Write out the records again exactly. Nothing should be dropped.

▸ **AVAILABLE DATA**:
----
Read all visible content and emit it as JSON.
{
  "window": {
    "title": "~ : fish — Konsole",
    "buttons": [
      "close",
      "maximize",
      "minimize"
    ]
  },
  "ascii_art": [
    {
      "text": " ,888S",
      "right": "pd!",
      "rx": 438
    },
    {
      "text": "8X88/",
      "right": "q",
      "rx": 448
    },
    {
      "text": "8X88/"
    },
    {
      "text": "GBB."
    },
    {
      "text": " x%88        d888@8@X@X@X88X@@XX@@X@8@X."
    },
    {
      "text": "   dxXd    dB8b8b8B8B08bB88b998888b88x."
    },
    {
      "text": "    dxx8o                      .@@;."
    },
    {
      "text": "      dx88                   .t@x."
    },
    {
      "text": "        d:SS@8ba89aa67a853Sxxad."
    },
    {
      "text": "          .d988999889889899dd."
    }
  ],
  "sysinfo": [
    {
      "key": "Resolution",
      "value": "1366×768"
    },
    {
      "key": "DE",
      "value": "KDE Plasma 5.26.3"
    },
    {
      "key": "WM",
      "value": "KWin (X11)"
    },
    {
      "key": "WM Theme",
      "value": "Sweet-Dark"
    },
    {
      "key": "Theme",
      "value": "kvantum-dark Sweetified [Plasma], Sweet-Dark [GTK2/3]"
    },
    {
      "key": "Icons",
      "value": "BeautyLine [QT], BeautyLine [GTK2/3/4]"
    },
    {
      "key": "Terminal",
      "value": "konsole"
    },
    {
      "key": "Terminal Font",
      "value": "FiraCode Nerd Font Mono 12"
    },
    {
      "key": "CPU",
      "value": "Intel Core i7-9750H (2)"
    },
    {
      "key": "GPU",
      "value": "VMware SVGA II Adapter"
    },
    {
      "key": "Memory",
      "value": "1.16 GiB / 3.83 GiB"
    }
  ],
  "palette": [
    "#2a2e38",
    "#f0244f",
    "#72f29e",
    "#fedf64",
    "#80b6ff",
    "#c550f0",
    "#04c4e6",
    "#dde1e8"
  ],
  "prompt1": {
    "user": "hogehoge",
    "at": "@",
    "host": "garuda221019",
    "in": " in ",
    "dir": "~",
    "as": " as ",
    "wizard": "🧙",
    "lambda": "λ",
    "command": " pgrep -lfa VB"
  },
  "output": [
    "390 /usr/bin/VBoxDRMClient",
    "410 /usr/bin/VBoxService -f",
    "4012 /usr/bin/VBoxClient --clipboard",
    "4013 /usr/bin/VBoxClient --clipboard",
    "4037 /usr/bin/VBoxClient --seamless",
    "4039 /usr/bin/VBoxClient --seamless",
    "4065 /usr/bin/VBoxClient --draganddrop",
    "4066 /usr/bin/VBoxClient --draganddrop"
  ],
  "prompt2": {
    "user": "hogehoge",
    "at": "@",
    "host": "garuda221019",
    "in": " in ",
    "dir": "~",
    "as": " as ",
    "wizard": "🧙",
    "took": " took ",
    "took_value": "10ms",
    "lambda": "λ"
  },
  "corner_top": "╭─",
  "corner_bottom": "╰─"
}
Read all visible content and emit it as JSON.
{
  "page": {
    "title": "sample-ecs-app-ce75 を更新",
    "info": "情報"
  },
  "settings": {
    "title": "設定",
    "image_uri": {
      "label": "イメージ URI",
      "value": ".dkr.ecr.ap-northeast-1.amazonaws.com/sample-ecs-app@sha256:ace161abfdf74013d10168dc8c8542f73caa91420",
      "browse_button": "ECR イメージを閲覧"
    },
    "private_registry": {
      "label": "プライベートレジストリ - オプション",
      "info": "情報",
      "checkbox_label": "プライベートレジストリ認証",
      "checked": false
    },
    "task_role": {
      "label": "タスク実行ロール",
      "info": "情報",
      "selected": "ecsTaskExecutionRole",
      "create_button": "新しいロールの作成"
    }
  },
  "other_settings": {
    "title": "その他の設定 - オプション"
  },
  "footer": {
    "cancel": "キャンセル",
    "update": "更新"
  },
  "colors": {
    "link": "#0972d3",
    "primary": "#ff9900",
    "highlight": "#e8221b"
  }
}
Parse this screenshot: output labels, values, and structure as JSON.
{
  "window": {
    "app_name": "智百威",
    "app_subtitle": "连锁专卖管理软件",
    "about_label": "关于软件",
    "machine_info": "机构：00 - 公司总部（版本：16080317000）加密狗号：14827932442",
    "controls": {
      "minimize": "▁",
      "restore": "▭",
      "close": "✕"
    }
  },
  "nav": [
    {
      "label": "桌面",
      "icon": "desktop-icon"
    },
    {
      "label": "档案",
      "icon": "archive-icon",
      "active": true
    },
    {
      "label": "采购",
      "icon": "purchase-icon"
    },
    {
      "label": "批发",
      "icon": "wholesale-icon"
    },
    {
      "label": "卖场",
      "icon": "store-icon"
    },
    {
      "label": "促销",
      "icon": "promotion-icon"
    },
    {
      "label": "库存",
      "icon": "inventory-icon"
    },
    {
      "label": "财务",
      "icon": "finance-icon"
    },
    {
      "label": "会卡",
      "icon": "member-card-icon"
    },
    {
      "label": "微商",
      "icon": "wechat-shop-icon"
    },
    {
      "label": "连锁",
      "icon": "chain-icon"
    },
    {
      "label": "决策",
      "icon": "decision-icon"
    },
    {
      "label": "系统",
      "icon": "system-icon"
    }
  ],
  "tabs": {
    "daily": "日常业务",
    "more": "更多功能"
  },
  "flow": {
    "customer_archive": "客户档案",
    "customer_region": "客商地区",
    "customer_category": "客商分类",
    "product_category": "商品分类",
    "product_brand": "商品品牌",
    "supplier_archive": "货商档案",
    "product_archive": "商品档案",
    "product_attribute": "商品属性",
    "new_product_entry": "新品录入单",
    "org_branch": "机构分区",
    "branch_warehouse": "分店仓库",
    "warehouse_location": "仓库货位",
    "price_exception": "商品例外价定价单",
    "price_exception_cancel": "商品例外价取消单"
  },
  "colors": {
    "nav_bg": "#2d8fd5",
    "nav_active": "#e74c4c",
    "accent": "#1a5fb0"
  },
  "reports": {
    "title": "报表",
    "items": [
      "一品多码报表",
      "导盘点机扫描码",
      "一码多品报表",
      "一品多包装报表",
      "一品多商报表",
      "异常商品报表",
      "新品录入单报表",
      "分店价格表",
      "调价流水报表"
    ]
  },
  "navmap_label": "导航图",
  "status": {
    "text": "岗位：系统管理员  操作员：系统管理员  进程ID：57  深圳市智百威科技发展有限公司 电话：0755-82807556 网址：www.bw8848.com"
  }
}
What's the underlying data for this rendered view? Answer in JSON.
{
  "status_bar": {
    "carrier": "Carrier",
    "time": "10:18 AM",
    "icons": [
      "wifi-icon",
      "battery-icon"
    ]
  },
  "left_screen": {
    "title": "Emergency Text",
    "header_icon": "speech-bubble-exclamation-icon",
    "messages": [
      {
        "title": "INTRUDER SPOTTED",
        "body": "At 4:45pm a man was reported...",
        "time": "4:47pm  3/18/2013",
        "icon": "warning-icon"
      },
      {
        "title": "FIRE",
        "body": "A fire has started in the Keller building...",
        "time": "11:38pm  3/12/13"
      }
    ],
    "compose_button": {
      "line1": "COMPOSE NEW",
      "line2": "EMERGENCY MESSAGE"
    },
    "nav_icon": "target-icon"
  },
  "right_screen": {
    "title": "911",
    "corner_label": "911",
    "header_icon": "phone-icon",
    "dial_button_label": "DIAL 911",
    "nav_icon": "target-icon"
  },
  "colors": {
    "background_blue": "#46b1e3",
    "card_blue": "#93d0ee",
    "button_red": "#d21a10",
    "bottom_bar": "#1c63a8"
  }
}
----
▸ **ANSWER SECTION**:
Read all visible content and emit it as JSON.
{
  "window": {
    "title": "~ : fish — Konsole",
    "buttons": [
      "close",
      "maximize",
      "minimize"
    ]
  },
  "ascii_art": [
    {
      "text": " ,888S",
      "right": "pd!",
      "rx": 438
    },
    {
      "text": "8X88/",
      "right": "q",
      "rx": 448
    },
    {
      "text": "8X88/"
    },
    {
      "text": "GBB."
    },
    {
      "text": " x%88        d888@8@X@X@X88X@@XX@@X@8@X."
    },
    {
      "text": "   dxXd    dB8b8b8B8B08bB88b998888b88x."
    },
    {
      "text": "    dxx8o                      .@@;."
    },
    {
      "text": "      dx88                   .t@x."
    },
    {
      "text": "        d:SS@8ba89aa67a853Sxxad."
    },
    {
      "text": "          .d988999889889899dd."
    }
  ],
  "sysinfo": [
    {
      "key": "Resolution",
      "value": "1366×768"
    },
    {
      "key": "DE",
      "value": "KDE Plasma 5.26.3"
    },
    {
      "key": "WM",
      "value": "KWin (X11)"
    },
    {
      "key": "WM Theme",
      "value": "Sweet-Dark"
    },
    {
      "key": "Theme",
      "value": "kvantum-dark Sweetified [Plasma], Sweet-Dark [GTK2/3]"
    },
    {
      "key": "Icons",
      "value": "BeautyLine [QT], BeautyLine [GTK2/3/4]"
    },
    {
      "key": "Terminal",
      "value": "konsole"
    },
    {
      "key": "Terminal Font",
      "value": "FiraCode Nerd Font Mono 12"
    },
    {
      "key": "CPU",
      "value": "Intel Core i7-9750H (2)"
    },
    {
      "key": "GPU",
      "value": "VMware SVGA II Adapter"
    },
    {
      "key": "Memory",
      "value": "1.16 GiB / 3.83 GiB"
    }
  ],
  "palette": [
    "#2a2e38",
    "#f0244f",
    "#72f29e",
    "#fedf64",
    "#80b6ff",
    "#c550f0",
    "#04c4e6",
    "#dde1e8"
  ],
  "prompt1": {
    "user": "hogehoge",
    "at": "@",
    "host": "garuda221019",
    "in": " in ",
    "dir": "~",
    "as": " as ",
    "wizard": "🧙",
    "lambda": "λ",
    "command": " pgrep -lfa VB"
  },
  "output": [
    "390 /usr/bin/VBoxDRMClient",
    "410 /usr/bin/VBoxService -f",
    "4012 /usr/bin/VBoxClient --clipboard",
    "4013 /usr/bin/VBoxClient --clipboard",
    "4037 /usr/bin/VBoxClient --seamless",
    "4039 /usr/bin/VBoxClient --seamless",
    "4065 /usr/bin/VBoxClient --draganddrop",
    "4066 /usr/bin/VBoxClient --draganddrop"
  ],
  "prompt2": {
    "user": "hogehoge",
    "at": "@",
    "host": "garuda221019",
    "in": " in ",
    "dir": "~",
    "as": " as ",
    "wizard": "🧙",
    "took": " took ",
    "took_value": "10ms",
    "lambda": "λ"
  },
  "corner_top": "╭─",
  "corner_bottom": "╰─"
}
Read all visible content and emit it as JSON.
{
  "page": {
    "title": "sample-ecs-app-ce75 を更新",
    "info": "情報"
  },
  "settings": {
    "title": "設定",
    "image_uri": {
      "label": "イメージ URI",
      "value": ".dkr.ecr.ap-northeast-1.amazonaws.com/sample-ecs-app@sha256:ace161abfdf74013d10168dc8c8542f73caa91420",
      "browse_button": "ECR イメージを閲覧"
    },
    "private_registry": {
      "label": "プライベートレジストリ - オプション",
      "info": "情報",
      "checkbox_label": "プライベートレジストリ認証",
      "checked": false
    },
    "task_role": {
      "label": "タスク実行ロール",
      "info": "情報",
      "selected": "ecsTaskExecutionRole",
      "create_button": "新しいロールの作成"
    }
  },
  "other_settings": {
    "title": "その他の設定 - オプション"
  },
  "footer": {
    "cancel": "キャンセル",
    "update": "更新"
  },
  "colors": {
    "link": "#0972d3",
    "primary": "#ff9900",
    "highlight": "#e8221b"
  }
}
Parse this screenshot: output labels, values, and structure as JSON.
{
  "window": {
    "app_name": "智百威",
    "app_subtitle": "连锁专卖管理软件",
    "about_label": "关于软件",
    "machine_info": "机构：00 - 公司总部（版本：16080317000）加密狗号：14827932442",
    "controls": {
      "minimize": "▁",
      "restore": "▭",
      "close": "✕"
    }
  },
  "nav": [
    {
      "label": "桌面",
      "icon": "desktop-icon"
    },
    {
      "label": "档案",
      "icon": "archive-icon",
      "active": true
    },
    {
      "label": "采购",
      "icon": "purchase-icon"
    },
    {
      "label": "批发",
      "icon": "wholesale-icon"
    },
    {
      "label": "卖场",
      "icon": "store-icon"
    },
    {
      "label": "促销",
      "icon": "promotion-icon"
    },
    {
      "label": "库存",
      "icon": "inventory-icon"
    },
    {
      "label": "财务",
      "icon": "finance-icon"
    },
    {
      "label": "会卡",
      "icon": "member-card-icon"
    },
    {
      "label": "微商",
      "icon": "wechat-shop-icon"
    },
    {
      "label": "连锁",
      "icon": "chain-icon"
    },
    {
      "label": "决策",
      "icon": "decision-icon"
    },
    {
      "label": "系统",
      "icon": "system-icon"
    }
  ],
  "tabs": {
    "daily": "日常业务",
    "more": "更多功能"
  },
  "flow": {
    "customer_archive": "客户档案",
    "customer_region": "客商地区",
    "customer_category": "客商分类",
    "product_category": "商品分类",
    "product_brand": "商品品牌",
    "supplier_archive": "货商档案",
    "product_archive": "商品档案",
    "product_attribute": "商品属性",
    "new_product_entry": "新品录入单",
    "org_branch": "机构分区",
    "branch_warehouse": "分店仓库",
    "warehouse_location": "仓库货位",
    "price_exception": "商品例外价定价单",
    "price_exception_cancel": "商品例外价取消单"
  },
  "colors": {
    "nav_bg": "#2d8fd5",
    "nav_active": "#e74c4c",
    "accent": "#1a5fb0"
  },
  "reports": {
    "title": "报表",
    "items": [
      "一品多码报表",
      "导盘点机扫描码",
      "一码多品报表",
      "一品多包装报表",
      "一品多商报表",
      "异常商品报表",
      "新品录入单报表",
      "分店价格表",
      "调价流水报表"
    ]
  },
  "navmap_label": "导航图",
  "status": {
    "text": "岗位：系统管理员  操作员：系统管理员  进程ID：57  深圳市智百威科技发展有限公司 电话：0755-82807556 网址：www.bw8848.com"
  }
}
What's the underlying data for this rendered view? Answer in JSON.
{
  "status_bar": {
    "carrier": "Carrier",
    "time": "10:18 AM",
    "icons": [
      "wifi-icon",
      "battery-icon"
    ]
  },
  "left_screen": {
    "title": "Emergency Text",
    "header_icon": "speech-bubble-exclamation-icon",
    "messages": [
      {
        "title": "INTRUDER SPOTTED",
        "body": "At 4:45pm a man was reported...",
        "time": "4:47pm  3/18/2013",
        "icon": "warning-icon"
      },
      {
        "title": "FIRE",
        "body": "A fire has started in the Keller building...",
        "time": "11:38pm  3/12/13"
      }
    ],
    "compose_button": {
      "line1": "COMPOSE NEW",
      "line2": "EMERGENCY MESSAGE"
    },
    "nav_icon": "target-icon"
  },
  "right_screen": {
    "title": "911",
    "corner_label": "911",
    "header_icon": "phone-icon",
    "dial_button_label": "DIAL 911",
    "nav_icon": "target-icon"
  },
  "colors": {
    "background_blue": "#46b1e3",
    "card_blue": "#93d0ee",
    "button_red": "#d21a10",
    "bottom_bar": "#1c63a8"
  }
}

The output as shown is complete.